For S=1 individual limited updates of the elastic model parameters are considered. S\_VS, S\_VP and S\_RHO are the maximum updates of the model parameters at each grid point (given in \%) in reference to the model parameters of their starting models for S-wave and P-wave velocity as well as density, respectively. For example S\_VS = 30.0 means that the model parameter update of the S-wave velocity model is limited to 30\,\% at each grid point in reference to the starting model of the S-wave velocity model. Zero (S\_VS=0.0, S\_VP=0.0 or S\_RHO=0.0) means that the model parameter won't be updated at all. S\_VS=100.0, S\_VP=100.0 or S\_RHO=100.0 equal to S=0.
\subsection{Vp/Vs ratio}
{\color{blue}{\begin{verbatim}
"Minimum Vp/Vs-ratio" : "comment",

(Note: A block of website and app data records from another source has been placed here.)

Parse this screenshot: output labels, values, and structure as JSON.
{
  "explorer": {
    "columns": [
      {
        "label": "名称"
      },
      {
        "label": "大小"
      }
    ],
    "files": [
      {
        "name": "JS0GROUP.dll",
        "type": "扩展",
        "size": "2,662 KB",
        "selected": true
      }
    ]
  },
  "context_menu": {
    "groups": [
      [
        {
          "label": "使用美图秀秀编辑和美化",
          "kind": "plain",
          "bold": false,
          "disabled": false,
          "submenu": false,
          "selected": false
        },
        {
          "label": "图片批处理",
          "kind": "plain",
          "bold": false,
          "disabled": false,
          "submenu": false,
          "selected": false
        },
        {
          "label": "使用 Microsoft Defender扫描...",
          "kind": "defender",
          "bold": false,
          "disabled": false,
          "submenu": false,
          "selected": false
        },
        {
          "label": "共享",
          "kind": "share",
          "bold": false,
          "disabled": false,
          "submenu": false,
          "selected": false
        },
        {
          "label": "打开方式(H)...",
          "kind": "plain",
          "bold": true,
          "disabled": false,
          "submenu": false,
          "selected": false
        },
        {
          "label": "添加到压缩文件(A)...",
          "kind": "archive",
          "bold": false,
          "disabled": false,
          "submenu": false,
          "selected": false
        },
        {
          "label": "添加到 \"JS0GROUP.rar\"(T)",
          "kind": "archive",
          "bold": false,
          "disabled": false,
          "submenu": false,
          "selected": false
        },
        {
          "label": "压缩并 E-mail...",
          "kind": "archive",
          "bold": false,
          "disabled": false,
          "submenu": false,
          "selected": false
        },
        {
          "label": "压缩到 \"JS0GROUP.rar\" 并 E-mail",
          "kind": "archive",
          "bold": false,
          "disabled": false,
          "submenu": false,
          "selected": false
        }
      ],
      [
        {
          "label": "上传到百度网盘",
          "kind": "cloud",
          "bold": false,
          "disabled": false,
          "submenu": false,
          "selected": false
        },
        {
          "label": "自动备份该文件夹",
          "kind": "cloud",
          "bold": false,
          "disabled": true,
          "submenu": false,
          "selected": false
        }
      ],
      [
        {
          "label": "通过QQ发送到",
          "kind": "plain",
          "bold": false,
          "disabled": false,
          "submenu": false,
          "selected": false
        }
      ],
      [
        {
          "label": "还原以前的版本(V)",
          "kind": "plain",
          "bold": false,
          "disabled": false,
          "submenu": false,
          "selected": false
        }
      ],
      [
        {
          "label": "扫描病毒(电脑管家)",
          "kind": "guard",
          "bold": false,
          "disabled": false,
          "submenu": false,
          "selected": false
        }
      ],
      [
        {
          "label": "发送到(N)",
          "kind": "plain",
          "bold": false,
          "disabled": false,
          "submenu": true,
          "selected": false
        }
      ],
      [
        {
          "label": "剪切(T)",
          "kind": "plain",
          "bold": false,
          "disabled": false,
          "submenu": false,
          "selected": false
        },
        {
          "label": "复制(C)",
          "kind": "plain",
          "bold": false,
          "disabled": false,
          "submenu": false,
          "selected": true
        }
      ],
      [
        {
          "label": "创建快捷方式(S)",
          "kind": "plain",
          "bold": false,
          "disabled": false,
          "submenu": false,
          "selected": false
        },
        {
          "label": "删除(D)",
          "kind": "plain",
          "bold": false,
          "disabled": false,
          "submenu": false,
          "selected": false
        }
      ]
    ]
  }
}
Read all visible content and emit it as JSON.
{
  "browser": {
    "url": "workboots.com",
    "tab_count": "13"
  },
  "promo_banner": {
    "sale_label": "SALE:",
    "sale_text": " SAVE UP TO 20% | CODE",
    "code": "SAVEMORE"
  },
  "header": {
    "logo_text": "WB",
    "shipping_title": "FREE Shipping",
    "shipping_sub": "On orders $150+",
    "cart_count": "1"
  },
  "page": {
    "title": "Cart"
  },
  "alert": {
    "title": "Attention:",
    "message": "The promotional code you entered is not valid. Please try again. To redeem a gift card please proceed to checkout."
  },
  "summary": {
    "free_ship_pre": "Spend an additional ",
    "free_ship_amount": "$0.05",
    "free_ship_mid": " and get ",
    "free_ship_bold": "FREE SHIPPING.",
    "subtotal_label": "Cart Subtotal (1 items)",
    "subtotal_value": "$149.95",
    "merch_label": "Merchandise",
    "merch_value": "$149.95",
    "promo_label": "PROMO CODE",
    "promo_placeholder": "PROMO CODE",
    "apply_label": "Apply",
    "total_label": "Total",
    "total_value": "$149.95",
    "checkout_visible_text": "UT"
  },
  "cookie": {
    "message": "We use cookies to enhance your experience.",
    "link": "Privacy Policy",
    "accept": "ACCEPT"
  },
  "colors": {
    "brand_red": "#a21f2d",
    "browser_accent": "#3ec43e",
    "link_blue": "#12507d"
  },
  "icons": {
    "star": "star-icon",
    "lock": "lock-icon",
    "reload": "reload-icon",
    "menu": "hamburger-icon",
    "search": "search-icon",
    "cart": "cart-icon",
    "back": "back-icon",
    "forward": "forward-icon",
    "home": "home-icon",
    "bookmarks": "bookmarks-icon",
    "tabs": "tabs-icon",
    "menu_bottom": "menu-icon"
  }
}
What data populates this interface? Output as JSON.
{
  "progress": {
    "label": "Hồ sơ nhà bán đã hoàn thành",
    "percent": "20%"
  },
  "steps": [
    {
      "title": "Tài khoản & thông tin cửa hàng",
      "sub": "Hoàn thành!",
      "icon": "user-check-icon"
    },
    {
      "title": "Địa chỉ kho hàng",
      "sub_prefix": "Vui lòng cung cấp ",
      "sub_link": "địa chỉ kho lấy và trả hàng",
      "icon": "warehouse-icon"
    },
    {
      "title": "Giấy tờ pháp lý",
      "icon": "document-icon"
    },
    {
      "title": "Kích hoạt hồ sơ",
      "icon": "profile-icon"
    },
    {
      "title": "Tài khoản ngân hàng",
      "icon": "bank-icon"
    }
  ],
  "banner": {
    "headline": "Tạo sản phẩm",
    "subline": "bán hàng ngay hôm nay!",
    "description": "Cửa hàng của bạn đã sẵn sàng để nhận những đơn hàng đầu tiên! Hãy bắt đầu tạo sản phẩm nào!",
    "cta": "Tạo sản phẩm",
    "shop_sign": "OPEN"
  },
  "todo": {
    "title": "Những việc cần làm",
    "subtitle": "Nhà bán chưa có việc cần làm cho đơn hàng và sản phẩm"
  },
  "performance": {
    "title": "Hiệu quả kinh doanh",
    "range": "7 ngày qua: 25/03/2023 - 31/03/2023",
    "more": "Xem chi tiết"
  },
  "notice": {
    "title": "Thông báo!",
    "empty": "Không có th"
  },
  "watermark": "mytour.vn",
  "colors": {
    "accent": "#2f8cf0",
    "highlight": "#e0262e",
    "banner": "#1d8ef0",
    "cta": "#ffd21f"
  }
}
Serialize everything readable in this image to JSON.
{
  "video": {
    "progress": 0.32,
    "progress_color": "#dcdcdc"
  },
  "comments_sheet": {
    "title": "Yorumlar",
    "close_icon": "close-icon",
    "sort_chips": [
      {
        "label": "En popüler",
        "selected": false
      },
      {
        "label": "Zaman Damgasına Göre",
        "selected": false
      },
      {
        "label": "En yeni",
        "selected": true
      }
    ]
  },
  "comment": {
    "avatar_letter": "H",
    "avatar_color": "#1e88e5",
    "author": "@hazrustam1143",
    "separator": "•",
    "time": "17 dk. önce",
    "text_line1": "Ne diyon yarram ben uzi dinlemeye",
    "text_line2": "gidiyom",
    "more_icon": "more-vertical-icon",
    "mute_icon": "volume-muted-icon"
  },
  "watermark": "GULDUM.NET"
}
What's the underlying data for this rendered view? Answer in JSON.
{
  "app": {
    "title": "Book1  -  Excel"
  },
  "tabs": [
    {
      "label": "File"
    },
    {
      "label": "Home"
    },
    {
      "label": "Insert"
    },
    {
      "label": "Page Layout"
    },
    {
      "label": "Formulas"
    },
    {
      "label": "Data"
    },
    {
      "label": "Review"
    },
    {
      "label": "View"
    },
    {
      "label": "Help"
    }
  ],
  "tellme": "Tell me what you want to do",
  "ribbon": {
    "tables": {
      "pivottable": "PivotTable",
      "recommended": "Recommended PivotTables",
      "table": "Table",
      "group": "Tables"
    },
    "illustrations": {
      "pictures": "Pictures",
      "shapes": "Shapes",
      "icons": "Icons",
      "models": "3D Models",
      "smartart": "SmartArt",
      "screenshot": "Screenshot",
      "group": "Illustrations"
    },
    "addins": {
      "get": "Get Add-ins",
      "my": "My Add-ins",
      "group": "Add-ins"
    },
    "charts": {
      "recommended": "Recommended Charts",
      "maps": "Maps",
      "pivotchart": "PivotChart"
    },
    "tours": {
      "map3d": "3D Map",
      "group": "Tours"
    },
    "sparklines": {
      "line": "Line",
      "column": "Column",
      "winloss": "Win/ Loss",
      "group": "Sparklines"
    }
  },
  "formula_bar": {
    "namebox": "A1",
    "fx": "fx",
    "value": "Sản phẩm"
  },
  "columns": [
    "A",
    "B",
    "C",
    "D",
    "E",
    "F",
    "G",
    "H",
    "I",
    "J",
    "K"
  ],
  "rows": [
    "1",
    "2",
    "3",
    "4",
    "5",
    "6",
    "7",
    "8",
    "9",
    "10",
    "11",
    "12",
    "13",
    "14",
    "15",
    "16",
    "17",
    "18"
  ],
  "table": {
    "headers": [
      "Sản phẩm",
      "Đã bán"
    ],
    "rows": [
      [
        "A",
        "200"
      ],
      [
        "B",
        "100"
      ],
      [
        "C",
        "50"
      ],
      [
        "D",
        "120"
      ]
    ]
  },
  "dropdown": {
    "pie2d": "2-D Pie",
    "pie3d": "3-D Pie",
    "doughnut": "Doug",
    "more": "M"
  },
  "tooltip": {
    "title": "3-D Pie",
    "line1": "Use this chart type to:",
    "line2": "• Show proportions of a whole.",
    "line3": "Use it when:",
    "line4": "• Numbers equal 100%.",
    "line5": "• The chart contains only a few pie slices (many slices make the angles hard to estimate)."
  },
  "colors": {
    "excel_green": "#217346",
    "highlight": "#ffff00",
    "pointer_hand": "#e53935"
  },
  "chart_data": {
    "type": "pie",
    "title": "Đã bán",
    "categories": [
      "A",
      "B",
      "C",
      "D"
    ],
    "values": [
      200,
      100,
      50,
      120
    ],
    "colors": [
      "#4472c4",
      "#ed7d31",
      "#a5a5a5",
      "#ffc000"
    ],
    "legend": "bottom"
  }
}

"VP_VS_RATIO" : "1.5",
\end{verbatim}}}
{\color{red}{\begin{verbatim}
Default values are:
VP_VS_RATIO > 1
\end{verbatim}}}
With VP\_VS\_RATIO = 1.5 (e.g.) it is possible to ensure a minimum Vp/Vs ratio during the inversion. This is done by checking the Vp/Vs ratio at every grid point after every model update and if it is less than (e.g.) 1.5 the P-wave velocity will be increased. For smaller values than one (1) this criterion is disregarded.
\subsection{Smoothing the models}
{\color{blue}{\begin{verbatim}
"Definition of smoothing the models vp and vs" : "comment",
"MODEL_FILTER" : "0",
"FILT_SIZE" : "5",
\end{verbatim}}}
{\color{red}{\begin{verbatim}
Default values are:
MODEL_FILTER=0
\end{verbatim}}}
If MODEL\_FILTER = 1 vp- and vs-models are smoothed with a 2D median filter after every iterationstep. With FILT\_SIZE you can set the filter length in gridpoints.